## STORED DATA
━━━━━━━━━━━━━━━━━━━━

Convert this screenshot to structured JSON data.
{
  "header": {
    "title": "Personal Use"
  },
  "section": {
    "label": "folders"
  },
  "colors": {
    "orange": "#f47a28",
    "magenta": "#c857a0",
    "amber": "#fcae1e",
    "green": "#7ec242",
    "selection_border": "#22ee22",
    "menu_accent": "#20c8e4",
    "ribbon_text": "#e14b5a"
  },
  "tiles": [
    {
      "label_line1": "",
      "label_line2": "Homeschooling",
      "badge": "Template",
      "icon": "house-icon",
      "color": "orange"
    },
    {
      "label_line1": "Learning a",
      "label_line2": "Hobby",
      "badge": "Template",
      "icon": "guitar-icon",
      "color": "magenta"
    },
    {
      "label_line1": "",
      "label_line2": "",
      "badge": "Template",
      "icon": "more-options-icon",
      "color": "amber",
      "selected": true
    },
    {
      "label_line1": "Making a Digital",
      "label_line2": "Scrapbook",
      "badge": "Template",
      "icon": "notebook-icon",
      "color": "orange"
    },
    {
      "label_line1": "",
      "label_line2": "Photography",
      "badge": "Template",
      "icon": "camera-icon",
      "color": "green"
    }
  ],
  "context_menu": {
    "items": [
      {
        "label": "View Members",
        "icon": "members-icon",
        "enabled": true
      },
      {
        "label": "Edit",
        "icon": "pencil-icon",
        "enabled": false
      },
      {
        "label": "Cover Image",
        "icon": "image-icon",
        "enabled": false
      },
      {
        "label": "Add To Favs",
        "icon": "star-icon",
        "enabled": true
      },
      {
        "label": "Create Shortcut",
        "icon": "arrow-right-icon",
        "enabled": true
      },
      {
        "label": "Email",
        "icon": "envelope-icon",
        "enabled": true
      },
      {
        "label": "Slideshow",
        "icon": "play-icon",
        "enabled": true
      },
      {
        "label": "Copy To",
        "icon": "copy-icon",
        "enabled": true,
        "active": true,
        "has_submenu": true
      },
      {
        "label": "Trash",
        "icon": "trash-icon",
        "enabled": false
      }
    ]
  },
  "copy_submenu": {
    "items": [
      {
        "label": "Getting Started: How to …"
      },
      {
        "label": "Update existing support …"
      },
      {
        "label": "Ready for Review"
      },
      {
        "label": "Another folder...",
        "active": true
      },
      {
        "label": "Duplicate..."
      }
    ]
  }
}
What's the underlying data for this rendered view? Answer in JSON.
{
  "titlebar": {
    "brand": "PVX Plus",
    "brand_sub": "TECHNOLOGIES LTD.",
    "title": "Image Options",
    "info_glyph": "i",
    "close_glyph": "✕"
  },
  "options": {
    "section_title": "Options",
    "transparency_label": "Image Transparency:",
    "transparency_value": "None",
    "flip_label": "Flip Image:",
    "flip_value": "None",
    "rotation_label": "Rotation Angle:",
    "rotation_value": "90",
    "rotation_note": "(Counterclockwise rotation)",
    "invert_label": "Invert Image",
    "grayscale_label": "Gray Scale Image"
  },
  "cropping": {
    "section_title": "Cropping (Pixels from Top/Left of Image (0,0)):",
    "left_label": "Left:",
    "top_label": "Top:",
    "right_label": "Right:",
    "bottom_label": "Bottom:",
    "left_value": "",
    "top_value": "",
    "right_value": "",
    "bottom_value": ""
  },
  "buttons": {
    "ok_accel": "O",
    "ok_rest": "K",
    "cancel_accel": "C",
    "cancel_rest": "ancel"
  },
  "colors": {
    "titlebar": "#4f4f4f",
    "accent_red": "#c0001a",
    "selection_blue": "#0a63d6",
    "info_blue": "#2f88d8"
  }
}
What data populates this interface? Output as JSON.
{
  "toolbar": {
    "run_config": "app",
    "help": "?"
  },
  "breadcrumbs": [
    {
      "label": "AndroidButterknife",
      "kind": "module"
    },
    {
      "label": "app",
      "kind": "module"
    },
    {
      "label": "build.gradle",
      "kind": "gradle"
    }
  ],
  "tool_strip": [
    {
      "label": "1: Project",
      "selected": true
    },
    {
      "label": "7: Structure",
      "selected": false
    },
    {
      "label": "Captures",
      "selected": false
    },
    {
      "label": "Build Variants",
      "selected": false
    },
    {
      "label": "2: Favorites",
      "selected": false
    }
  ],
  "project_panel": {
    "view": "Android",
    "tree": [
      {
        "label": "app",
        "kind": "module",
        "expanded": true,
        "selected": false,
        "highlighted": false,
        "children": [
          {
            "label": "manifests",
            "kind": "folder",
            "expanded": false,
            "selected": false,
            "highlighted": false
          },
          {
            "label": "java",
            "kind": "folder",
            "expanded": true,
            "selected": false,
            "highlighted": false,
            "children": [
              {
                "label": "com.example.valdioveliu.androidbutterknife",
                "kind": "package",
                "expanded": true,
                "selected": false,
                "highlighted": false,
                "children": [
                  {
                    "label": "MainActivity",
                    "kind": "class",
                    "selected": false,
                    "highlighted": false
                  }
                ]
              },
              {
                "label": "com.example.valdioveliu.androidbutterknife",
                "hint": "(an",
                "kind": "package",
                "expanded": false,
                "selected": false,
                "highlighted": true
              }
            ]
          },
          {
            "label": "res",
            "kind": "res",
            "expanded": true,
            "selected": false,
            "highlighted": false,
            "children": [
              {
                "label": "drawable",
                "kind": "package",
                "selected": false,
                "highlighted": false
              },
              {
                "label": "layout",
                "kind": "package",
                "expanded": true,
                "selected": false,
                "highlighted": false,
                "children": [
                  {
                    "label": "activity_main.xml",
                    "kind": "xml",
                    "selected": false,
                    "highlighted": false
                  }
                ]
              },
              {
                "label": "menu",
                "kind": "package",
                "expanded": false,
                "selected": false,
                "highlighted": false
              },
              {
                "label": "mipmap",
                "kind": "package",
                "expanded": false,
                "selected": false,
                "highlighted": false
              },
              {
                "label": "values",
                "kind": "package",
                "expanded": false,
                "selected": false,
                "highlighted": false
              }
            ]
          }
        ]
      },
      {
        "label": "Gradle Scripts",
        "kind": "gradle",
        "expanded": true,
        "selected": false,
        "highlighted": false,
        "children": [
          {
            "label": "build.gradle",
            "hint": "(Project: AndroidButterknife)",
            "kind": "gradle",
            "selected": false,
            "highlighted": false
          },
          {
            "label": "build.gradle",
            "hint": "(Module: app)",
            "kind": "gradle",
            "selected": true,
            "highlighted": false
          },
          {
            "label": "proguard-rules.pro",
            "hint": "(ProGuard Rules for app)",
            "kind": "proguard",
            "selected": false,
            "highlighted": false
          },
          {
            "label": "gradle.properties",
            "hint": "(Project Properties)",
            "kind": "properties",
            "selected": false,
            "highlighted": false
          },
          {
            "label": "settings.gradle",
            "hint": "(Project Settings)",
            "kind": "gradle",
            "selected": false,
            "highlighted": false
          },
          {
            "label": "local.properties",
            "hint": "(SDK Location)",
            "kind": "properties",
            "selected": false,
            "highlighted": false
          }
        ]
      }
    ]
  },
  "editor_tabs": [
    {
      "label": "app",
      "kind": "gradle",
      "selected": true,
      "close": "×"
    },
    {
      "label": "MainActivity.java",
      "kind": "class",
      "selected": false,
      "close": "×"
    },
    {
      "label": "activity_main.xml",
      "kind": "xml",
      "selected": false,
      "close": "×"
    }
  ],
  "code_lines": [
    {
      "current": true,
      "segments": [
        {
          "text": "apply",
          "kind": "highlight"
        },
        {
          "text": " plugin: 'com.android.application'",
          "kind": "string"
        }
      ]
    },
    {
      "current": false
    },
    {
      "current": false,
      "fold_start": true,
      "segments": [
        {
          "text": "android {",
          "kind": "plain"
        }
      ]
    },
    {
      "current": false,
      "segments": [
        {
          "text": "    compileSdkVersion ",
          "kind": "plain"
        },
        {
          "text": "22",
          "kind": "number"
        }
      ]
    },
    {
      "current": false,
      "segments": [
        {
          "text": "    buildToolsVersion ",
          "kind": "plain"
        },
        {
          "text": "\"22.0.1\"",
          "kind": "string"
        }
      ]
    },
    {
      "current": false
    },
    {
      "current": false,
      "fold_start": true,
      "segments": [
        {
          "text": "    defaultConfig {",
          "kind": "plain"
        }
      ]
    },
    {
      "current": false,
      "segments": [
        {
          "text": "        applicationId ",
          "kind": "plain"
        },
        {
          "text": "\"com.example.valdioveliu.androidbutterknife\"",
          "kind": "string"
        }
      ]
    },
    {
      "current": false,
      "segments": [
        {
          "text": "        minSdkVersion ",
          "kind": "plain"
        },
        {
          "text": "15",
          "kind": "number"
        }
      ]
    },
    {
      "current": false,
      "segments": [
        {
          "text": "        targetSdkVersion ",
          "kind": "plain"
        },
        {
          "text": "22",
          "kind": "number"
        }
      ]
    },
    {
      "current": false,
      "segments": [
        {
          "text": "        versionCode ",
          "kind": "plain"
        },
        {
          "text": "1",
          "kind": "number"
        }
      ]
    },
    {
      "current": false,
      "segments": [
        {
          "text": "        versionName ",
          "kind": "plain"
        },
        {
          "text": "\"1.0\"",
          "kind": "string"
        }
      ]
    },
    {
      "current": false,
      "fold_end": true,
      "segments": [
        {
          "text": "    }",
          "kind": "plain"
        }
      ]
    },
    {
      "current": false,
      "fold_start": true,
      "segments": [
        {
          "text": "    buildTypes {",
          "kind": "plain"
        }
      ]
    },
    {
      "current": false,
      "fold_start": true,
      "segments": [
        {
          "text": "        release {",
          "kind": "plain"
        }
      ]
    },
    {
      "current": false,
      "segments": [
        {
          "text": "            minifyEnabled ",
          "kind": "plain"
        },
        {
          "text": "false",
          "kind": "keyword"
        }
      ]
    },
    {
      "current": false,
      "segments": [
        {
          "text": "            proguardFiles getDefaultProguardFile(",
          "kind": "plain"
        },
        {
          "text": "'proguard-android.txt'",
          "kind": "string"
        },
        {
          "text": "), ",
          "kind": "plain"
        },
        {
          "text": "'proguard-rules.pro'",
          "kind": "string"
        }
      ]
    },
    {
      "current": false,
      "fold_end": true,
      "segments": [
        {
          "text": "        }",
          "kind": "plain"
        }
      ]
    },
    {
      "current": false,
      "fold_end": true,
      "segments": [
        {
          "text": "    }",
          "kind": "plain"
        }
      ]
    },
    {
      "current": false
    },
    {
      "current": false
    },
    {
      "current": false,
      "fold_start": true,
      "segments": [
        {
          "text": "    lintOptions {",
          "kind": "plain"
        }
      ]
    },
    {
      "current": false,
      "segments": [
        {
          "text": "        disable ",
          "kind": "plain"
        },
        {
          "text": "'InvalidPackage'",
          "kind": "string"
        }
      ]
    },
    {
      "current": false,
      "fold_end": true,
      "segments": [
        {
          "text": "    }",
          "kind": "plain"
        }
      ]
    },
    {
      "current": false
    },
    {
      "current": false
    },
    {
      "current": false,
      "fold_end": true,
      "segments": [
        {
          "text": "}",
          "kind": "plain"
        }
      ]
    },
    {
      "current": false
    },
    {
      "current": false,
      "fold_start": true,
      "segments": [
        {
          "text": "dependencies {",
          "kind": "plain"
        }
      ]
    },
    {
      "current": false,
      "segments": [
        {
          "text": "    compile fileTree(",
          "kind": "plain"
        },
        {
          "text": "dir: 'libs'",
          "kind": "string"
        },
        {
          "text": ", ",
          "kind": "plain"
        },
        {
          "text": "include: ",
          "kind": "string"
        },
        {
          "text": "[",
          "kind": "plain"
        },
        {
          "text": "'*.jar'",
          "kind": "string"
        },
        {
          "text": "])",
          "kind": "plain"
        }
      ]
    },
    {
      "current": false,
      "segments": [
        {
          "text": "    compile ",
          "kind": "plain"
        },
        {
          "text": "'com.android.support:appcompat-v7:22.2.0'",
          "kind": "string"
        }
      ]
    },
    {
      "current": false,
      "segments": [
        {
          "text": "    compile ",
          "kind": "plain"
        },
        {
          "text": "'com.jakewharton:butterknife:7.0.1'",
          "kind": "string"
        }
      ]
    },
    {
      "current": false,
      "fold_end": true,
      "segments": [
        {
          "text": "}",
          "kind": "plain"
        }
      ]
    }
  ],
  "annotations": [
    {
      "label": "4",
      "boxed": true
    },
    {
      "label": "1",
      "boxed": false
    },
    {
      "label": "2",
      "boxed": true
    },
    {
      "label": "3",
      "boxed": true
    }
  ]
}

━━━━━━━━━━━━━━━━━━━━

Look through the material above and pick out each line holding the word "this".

Convert this screenshot to structured JSON data.
What's the underlying data for this rendered view? Answer in JSON.
What data populates this interface? Output as JSON.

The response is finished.